Like many talk-shows, Springer started off trying to do reasonable interviews that went in-depth on important issues, but when cancellation seemed imminent, he and his producers transformed his show into the chair-hurling, fist-tossing, hair-pulling bonanza it was. Which made Springer rich, ultimately ran for roughly 25 years and spun off a few other shows, including a behind-the-scenes that made no one look good. But when your set is designed to look like a sewer with a stripper pole, I guess no one cares?
Belafonte appeared in innumerable films, on television and was a popular recording artist. Because I grew up in the shadow of his peak era as a performer, I knew him as a curious mix of "the guy who sang the Banana Boat song" and who would appear on television to weigh in on important topical issues - and be taken seriously. Which is not something then or now that I or the culture give many celebrities leeway. But as a player in the civil rights movement, Belafonte carried the torch forward for his entire life.
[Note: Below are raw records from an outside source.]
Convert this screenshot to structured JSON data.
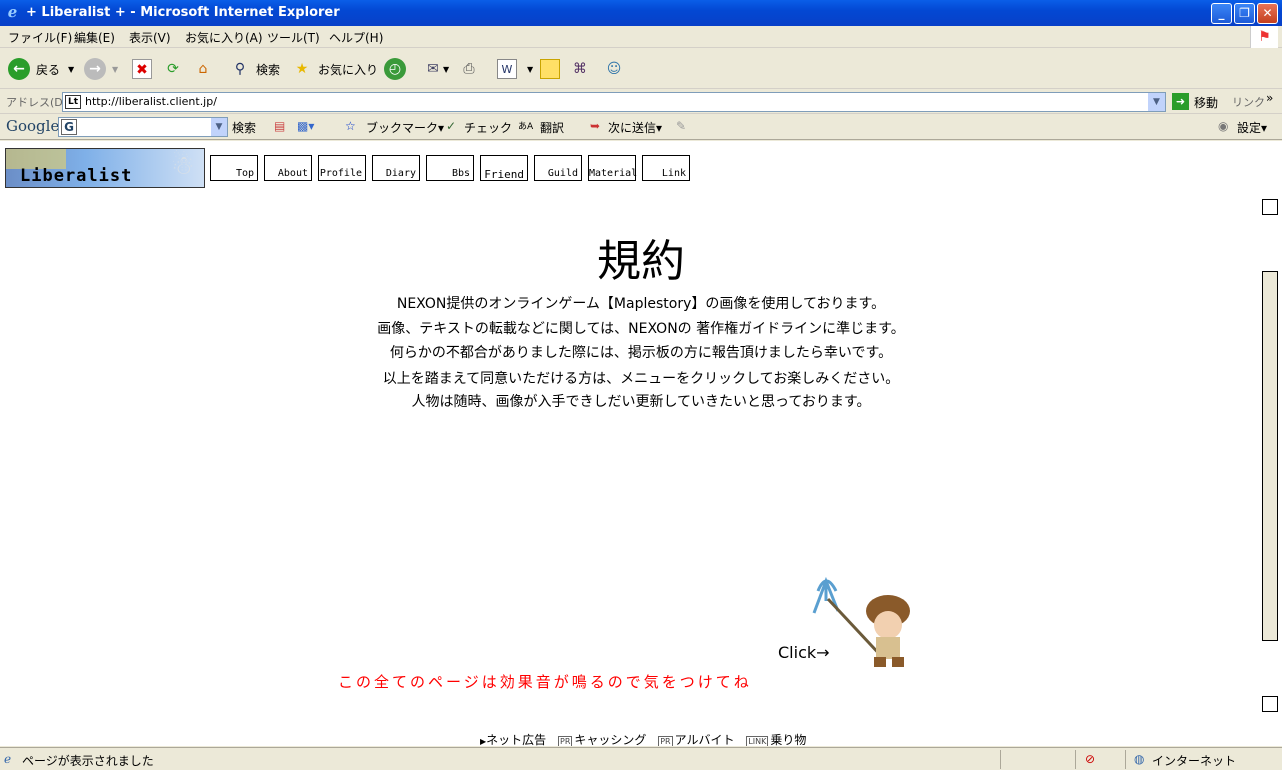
{
  "window": {
    "title": "+ Liberalist + - Microsoft Internet Explorer"
  },
  "menu": [
    "ファイル(F)",
    "編集(E)",
    "表示(V)",
    "お気に入り(A)",
    "ツール(T)",
    "ヘルプ(H)"
  ],
  "toolbar": {
    "back": "戻る",
    "search": "検索",
    "favorites": "お気に入り"
  },
  "address": {
    "label": "アドレス(D)",
    "url": "http://liberalist.client.jp/",
    "go": "移動",
    "links": "リンク"
  },
  "google": {
    "brand": "Google",
    "search": "検索",
    "bookmarks": "ブックマーク▾",
    "check": "チェック",
    "translate": "翻訳",
    "send": "次に送信▾",
    "settings": "設定▾"
  },
  "site": {
    "logo": "Liberalist",
    "nav": [
      "Top",
      "About",
      "Profile",
      "Diary",
      "Bbs",
      "Friend",
      "Guild",
      "Material",
      "Link"
    ],
    "heading": "規約",
    "paragraphs": [
      "NEXON提供のオンラインゲーム【Maplestory】の画像を使用しております。",
      "画像、テキストの転載などに関しては、NEXONの 著作権ガイドラインに準じます。",
      "何らかの不都合がありました際には、掲示板の方に報告頂けましたら幸いです。",
      "以上を踏まえて同意いただける方は、メニューをクリックしてお楽しみください。",
      "人物は随時、画像が入手できしだい更新していきたいと思っております。"
    ],
    "click": "Click→",
    "warning": "この全てのページは効果音が鳴るので気をつけてね",
    "ads": {
      "ad1": "ネット広告",
      "pr1": "PR",
      "ad2": "キャッシング",
      "pr2": "PR",
      "ad3": "アルバイト",
      "link": "LINK",
      "ad4": "乗り物"
    }
  },
  "status": {
    "text": "ページが表示されました",
    "zone": "インターネット"
  }
}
It was in college I came to understand his role as a Black man in film, and his broad appeal as a performer that helped him speak to everyone. Of course, my first exposure to Belafonte was probably his appearance on The Muppet Show, which is a curiously moving episode.
Here's to Mr. Belafonte, who fought the good fight.
I won't get into why we did this, but we did do it as a watch party, and I think folks enjoyed the experience if not the film.
But here at The Signal Watch we also recently podcasted the film, so if you didn't listen to the episode then (and it's pretty good, if I say so myself), now is a great opportunity to hear three dudes who know a lot about Superman stuff talk about the movie.